How far does the school’s disciplinary responsibility extend?  To the edge of the school property, not one inch further! Schools are surrogate parents under only very specific circumstances.  Only parents have the responsibility to “discipline” their children otherwise.  This is part of the social contract in which we all participate.  A school that attempts to undermine this contract is placing itself above the society that gives rise to it, when it is, in fact, in service to it.  The school is therefore in violation of its own most basic principle: to show children how to function well and happily in society.

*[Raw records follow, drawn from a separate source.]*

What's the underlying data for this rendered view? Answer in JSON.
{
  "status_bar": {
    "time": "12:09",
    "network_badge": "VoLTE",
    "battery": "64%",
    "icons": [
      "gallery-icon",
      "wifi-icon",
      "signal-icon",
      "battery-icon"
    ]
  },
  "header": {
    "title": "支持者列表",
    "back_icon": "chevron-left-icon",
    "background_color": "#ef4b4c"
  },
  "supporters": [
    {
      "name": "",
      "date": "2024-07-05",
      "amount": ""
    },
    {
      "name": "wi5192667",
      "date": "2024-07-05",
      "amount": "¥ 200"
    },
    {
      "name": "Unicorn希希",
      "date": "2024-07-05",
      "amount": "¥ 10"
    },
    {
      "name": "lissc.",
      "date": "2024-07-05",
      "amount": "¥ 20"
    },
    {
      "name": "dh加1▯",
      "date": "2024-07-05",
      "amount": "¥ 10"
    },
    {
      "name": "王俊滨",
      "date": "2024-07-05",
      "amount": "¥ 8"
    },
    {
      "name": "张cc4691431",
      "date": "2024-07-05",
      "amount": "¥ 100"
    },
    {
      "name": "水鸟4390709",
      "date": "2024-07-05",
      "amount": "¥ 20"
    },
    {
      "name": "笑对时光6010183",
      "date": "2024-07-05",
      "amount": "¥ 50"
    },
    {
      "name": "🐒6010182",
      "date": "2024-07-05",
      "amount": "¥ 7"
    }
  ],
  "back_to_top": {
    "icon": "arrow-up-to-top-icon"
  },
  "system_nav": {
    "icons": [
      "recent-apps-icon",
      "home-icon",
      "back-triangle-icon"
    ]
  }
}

When is students’ expression harmful or damaging to others in the school community?  Never! It doesn’t matter how callous or vulgar a student’s statements may be, they all mean something more than just a crass utterance.  Since we’re talking about a site called RateMyTeacher, we can assume the student is 17 years old or younger.  Given the utter lack of education students get in how to express themselves these days, it’s no wonder they must resort to “unkind comments” to express themselves.  It’s absurd to think that the same teachers who have not taught students how to express themselves get upset when the students show a lack of that very ability.  It’s certainly got to be a slap in the face, to see your own students behave in a way that so comprehensively contradicts what you’re supposed to have taught them….

Sometimes, students use inappropriate language and behaviour to get attention.  Well, disciplining such a student is giving them a lot of attention.  Students: 1; teachers: 0.

Sometimes, they do it because they’re angry – but they don’t know why.  In my experience, anger comes from confusion or frustration.  In either case, the anger is a symptom.  Treating the symptom (with discipline) only hides the symptom but does not address the underlying cause.  Students: 2; teachers: 0.

In any case, the point is this: dealing with students’ behaviours is rarely well-handled by discipline, whether or not the behaviours are mediated by online tools.  Online tools are only that – they cause no qualitative changes whatsoever.  So this whole mess about the impact of discipline with respect to social networking is a contemptible waste of time and money.